16—1. Successive Integration. This is the inverse of the process of successive differentiation. Suppose it is given that and we wish to find y. We may then write: integrating: Again: integrating once more: Finally: and integrating, The above analysis can also be written as follows: These last two are called a double integral and a triple integral, respectively. It will be seen that there is nothing new about successive integration, except that more than one constant of integration is involved. In general, a multipleintegral requires two or more successive integrations. The process is also known as repeated integration, or iterated integration.

EXAMPLE. Find y, if y = 3x2 dx dx dx.

Solution.

y = 3x2 dx dx dx

= (x3 + C1) dx dx 16—2. Multiple Integrals with Limits of Integration. If successive integrations are performed between limits, the constants of integration disappear.

EXAMPLE. Evaluate 3x dx dx dx.

Solution. Beginning by integrating the “inside” integral first: EXERCISE 16—1  16—3. Successive Partial Integration. Just as we can find partial derivatives of a function of two or more variables, so we can also integrate the function f(x,y) in an analogous inverse process of partial differentiation. In the function f(x,y), where x and y are both independent variables, let us for a moment consider x as a constant, and let y vary; then f(x,y) becomes a function of y only. Now, under these conditions, suppose we integrate between the limits y = c and y = d; we then have: Now the value of this integral will depend not only upon the value of y, but also upon the value of x; hence the entire expression in (1) may be regarded as a function of x. Under this condition, let us now integrate with respect to xbetween the limits x = a and x = b: the result becomes which is generally written without the bracket as The expression (3) is read: “the double integral of f(x,y) from y = c to y = d and from x = a to x = b.”

EXAMPLE 1. Find the value of the double integral Solution. We perform the “y-integration” first, remembering to “hold” x constant: Now we perform the second integration, or the “x-integration,” upon the expression in (1), this time “holding” y constant, and integrating with respect to x: The limits of integration need not necessarily all be constants; very often the limits of y in the first integration are themselves functions of the variable x, as shown in the next two examples.

EXAMPLE 2. Find the value of Solution. Integrating first with respect to y, we get: Now, integrating with respect to x: EXAMPLE 3. Find Solution. The same ideas may be extended to triple integrals.

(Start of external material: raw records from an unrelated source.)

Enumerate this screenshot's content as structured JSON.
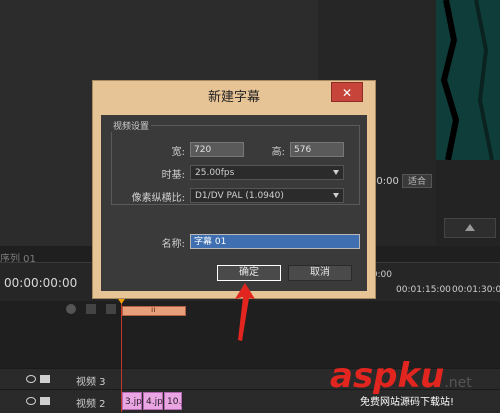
{
  "dialog": {
    "title": "新建字幕",
    "close_label": "✕",
    "group_title": "视频设置",
    "width_label": "宽:",
    "width_value": "720",
    "height_label": "高:",
    "height_value": "576",
    "timebase_label": "时基:",
    "timebase_value": "25.00fps",
    "pixel_aspect_label": "像素纵横比:",
    "pixel_aspect_value": "D1/DV PAL (1.0940)",
    "name_label": "名称:",
    "name_value": "字幕 01",
    "ok_label": "确定",
    "cancel_label": "取消"
  },
  "timeline": {
    "sequence_tab": "序列 01",
    "timecode": "00:00:00:00",
    "ruler_marks": [
      "00:01:15:00",
      "00:01:30:00"
    ],
    "ruler_left_marks": [
      "00:00"
    ],
    "tracks": [
      {
        "label": "视频 3"
      },
      {
        "label": "视频 2"
      }
    ],
    "clips": [
      "3.jp",
      "4.jp",
      "10.j"
    ]
  },
  "monitor": {
    "time_display": "00:00",
    "zoom_label": "适合"
  },
  "watermark": {
    "brand": "aspku",
    "suffix": ".net",
    "tagline": "免费网站源码下载站!"
  },
  "colors": {
    "dialog_frame": "#e7c496",
    "close_button": "#c7443a",
    "clip": "#e9a6e2",
    "playhead": "#c0392b",
    "watermark": "#e2261f"
  },
  "icons": [
    "close-icon",
    "dropdown-arrow-icon",
    "eye-icon",
    "film-icon",
    "annotation-arrow-icon"
  ]
}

EXAMPLE 4. Find the value of Solution. Consider x and y both constant, and integrate with respect to the variable z: Then perform the y-integration, remembering that x is a constant: Finally, perform the x-integration: EXERCISE 16—2

Find the value of each of the following multiple integrals:   ﻿